All of these things are fine things on their own, but for someone who's looking for the magic pill they are just
I had a lesson on the pony today that was not about fear. It was not about attention (mostly...c'mon, she's a young, green Arab..it will ALWAYS be about attention) but was about training. What? Training? What's that? Oh, yeah. That's things like controlling the shoulders when they bulge on the corners. It's about using outside leg and rein to capture. It's about rewarding Tessa's tiny little tries as she learns something new. Let me repeat the end of that so we can all hear that....as she LEARNS SOMETHING NEW. Yes, internet horse buddies, my horse and I have graduated to actually learning some skills.
Years ago, there was a time where with the help of a trainer, I could easily teach a horse things. Nowadays, not so much. And so part of my discussion with Laura was about her putting some time in on Tessa. The hard part about teaching your horse things when you don't know them yourself, is it's hard to know what right feels like. So we're going to do a combination of Laura teaching Tessa what *right* is (talking about shoulders and turning and using less opening rein) and Laura teaching me what *right* feels like (when you put your leg here and move your hand here, this is what *should* happen) and then I'll get on Tessa and we'll try to combine the two.
As I was riding my pony around the indoor, asking for her nose to tilt slightly outside while I push her towards the inside with my outside leg and rein, I realized that the trail training can wait. The Western saddle can wait. We have many, many adventures coming our way and adding in too many solutions just makes the problem harder. Sometimes it's just easier not to have too many choices.
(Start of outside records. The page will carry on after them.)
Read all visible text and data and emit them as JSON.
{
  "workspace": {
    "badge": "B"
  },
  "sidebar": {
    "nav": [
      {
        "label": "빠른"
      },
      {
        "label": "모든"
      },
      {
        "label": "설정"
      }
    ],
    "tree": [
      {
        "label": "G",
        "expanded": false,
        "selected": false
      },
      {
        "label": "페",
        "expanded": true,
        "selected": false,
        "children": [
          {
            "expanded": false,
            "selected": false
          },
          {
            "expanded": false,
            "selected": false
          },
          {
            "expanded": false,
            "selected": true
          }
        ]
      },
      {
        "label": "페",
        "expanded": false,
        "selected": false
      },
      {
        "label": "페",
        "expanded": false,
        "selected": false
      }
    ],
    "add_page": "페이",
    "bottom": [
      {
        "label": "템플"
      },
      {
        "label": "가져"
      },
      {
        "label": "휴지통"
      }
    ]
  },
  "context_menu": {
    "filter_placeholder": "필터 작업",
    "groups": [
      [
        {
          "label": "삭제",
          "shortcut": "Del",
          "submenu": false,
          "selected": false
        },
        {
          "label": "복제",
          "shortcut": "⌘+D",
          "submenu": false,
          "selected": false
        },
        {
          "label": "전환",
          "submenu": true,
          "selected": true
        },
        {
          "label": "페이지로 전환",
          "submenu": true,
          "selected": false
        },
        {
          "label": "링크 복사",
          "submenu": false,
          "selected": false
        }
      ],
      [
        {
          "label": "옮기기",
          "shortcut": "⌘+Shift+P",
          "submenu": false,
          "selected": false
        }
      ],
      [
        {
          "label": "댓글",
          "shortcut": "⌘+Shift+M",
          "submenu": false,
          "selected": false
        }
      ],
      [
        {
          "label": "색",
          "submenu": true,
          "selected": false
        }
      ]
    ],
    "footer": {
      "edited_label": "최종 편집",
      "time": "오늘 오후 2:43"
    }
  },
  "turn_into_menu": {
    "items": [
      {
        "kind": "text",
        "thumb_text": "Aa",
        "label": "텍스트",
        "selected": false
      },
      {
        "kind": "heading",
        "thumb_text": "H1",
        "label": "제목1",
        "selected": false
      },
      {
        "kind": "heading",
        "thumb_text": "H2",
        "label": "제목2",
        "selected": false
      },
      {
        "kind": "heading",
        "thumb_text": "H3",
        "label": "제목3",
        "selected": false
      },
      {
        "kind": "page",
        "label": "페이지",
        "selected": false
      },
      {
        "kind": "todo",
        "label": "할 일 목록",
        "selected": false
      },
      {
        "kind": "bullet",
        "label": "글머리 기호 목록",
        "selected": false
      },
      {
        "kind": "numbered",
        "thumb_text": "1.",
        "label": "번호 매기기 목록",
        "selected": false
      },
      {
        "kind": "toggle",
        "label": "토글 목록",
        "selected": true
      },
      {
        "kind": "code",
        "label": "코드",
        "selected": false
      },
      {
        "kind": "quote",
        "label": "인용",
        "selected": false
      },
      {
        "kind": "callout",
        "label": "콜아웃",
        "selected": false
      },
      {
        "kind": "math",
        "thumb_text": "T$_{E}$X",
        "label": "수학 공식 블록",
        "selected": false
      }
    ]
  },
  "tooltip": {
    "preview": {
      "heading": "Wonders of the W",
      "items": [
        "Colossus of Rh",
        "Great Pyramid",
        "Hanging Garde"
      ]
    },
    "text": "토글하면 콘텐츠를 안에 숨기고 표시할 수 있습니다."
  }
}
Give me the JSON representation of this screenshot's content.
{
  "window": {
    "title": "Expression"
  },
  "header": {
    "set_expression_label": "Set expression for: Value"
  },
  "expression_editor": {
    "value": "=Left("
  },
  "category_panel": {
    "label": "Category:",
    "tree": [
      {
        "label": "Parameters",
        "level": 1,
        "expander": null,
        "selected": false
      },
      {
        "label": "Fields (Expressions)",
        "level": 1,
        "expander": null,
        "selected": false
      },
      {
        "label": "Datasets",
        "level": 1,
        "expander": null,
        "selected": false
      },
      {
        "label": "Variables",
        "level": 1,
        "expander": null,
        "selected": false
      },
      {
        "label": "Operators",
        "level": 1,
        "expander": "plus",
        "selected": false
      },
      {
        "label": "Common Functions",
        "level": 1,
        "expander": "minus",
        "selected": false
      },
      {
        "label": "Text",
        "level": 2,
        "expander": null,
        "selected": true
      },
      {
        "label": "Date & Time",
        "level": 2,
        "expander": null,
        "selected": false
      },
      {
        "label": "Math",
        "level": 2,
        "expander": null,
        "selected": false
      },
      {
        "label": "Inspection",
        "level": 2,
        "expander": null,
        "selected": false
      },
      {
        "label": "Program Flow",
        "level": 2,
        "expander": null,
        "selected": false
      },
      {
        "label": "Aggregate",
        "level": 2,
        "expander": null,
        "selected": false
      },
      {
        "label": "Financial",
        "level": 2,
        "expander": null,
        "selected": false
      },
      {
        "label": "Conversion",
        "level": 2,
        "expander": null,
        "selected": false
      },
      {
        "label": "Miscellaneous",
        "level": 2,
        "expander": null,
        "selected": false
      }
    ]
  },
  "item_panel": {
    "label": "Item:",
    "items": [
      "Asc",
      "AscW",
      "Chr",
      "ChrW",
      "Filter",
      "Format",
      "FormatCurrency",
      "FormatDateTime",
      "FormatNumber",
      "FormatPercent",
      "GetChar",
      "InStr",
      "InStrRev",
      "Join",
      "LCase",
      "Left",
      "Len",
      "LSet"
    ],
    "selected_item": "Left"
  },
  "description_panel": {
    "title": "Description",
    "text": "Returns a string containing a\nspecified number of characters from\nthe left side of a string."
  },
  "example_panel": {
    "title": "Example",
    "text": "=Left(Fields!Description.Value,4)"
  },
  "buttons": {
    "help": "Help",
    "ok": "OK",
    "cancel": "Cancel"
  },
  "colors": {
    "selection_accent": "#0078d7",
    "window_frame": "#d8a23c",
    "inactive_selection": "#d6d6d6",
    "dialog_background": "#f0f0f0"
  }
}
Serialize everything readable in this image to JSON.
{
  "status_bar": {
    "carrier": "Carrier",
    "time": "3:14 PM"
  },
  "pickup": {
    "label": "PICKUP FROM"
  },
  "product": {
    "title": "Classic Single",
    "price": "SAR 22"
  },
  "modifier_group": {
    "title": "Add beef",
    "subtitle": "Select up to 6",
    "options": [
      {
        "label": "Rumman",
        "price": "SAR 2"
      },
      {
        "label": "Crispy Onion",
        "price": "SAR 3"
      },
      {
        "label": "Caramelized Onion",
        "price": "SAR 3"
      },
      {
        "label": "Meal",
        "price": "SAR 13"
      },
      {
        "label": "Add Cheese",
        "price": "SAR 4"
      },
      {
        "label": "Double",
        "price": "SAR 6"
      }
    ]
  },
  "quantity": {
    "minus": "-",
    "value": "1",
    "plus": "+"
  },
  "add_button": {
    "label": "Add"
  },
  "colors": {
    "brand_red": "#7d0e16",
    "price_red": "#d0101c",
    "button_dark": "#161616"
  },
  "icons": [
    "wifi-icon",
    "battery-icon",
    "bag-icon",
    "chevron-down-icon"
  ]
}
Now I'm going to take my winning $2 ticket and go buy an apple for my pony.